2 x ABF-6000
High Plains Ranch Dairy is a farm located in southwest Kansas, 12 miles north of Ulysses. The dairy uses fresh water on a daily basis for its normal operations such as washing the cows, the milk-producing process and for the supply of drinking water for the cows. These tasks produce wastewater, mostly from washing the cows and the milking process. For environmental reasons, the farm cannot dispose of water classified as wastewater and most choose to collect it into local ponds. Over time, these fill up with the raw water and it’s the farm’s responsibility to empty the ponds. A unique approach to do this is to use the water for irrigation purposes. Southwest Kansas is known as a great area for growing corn, wheat, cotton and other crops and the most common irrigation method is the use of the center pivot. The water has high levels of organic material, and this is also a way to inject nutrients into the soil.
In order to use the pond water for irrigation, a filtration system was required prior to the center pivot with the ability to handle high loads of suspended solids as well as the suspended organic loads from the pond. The existing 4 manual perforated screen filters, with a filtration degree of 3,500 micron, were functioning properly for a while, however, each time the filters got clogged, the dairy had to interrupt irrigation in order to clean the screens. This led to longer-than-planned irrigation times and the dairy incurred unexpected labor costs. At this point, High Plains Ranch Dairy approached Jas Dale from Western Kansas Irrigation, one of Amiad’s dealers, for a solution.

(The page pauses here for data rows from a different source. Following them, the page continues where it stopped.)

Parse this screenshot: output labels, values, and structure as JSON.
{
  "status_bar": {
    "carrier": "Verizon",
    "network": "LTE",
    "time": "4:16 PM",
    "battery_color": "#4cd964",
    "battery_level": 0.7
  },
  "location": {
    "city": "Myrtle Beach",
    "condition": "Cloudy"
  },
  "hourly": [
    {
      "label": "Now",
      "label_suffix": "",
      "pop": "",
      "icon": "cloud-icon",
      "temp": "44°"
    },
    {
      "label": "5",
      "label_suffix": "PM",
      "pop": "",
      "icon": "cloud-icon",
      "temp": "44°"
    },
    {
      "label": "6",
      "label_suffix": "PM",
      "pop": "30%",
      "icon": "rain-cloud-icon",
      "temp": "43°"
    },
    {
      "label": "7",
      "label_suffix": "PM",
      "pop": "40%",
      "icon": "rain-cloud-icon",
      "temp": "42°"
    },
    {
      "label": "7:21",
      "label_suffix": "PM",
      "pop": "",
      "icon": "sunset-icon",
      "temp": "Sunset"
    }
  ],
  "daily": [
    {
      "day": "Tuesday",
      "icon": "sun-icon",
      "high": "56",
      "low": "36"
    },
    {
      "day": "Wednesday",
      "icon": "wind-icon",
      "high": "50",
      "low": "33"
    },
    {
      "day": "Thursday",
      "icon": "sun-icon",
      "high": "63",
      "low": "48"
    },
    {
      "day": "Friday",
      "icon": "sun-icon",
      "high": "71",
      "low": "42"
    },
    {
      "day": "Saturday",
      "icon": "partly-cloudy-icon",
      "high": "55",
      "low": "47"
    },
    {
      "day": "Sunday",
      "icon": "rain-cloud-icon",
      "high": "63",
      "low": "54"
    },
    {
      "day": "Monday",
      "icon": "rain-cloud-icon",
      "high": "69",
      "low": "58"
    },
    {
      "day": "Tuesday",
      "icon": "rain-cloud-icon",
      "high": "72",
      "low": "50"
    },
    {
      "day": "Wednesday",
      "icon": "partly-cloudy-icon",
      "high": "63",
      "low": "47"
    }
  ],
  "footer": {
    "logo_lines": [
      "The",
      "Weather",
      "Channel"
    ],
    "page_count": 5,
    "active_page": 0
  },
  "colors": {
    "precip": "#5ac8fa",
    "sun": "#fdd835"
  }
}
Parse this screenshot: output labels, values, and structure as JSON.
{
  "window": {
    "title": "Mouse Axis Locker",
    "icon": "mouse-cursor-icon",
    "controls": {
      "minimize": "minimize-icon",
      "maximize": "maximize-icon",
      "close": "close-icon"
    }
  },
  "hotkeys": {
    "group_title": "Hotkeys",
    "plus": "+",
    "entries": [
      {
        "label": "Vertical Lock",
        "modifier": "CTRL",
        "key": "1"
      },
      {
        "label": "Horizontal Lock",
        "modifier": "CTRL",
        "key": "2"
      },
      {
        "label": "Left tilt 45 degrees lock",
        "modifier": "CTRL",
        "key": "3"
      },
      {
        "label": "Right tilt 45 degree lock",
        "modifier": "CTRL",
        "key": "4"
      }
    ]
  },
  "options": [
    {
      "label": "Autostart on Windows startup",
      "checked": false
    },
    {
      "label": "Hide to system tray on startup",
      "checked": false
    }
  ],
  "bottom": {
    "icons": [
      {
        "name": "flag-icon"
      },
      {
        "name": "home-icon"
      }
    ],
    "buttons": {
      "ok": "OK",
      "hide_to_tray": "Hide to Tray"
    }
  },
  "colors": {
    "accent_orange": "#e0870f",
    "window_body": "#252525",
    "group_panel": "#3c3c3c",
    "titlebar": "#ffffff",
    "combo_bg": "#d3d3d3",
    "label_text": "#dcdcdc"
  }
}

Based on past experience, and after discussion between the dealer, Amiad’s RSM and Amiad’s application engineering department, 2 Amiad ABF-6000 automatic filters were recommended as a solution, each with a 1,500 micron perforated screen. The filters were supplied with an Amiad AML 2 control panel and designed to operate by DP (differential pressure) at a set point of 7.3 psi.
The 2 ABF filters were installed by the dealer and the changeover to the Amiad filters proved to be a success story. During start-up, for testing purposes, the pump was set for 500 gpm (114 m3/h). After verifying that the pivot nozzles were clean, the flow rate was increased to a maximum flow of 750 gpm (170 m3/h) for a short time period. As of results, the pump pushed 1,200 gpm (272 m3/h) through the filters. Over the next month, the dairy was able to pump a total of 15,000,000 gallons (56,781,176 liters) of manure water with no clogged nozzles and keep the pond empty of water. The Amiad ABF-6000 filters provided efficient filtration with very low total water loss, proper self-cleaning of the screen, low power consumption and better filtration performances. The original filters by the other vendor were disassembled and removed from the site.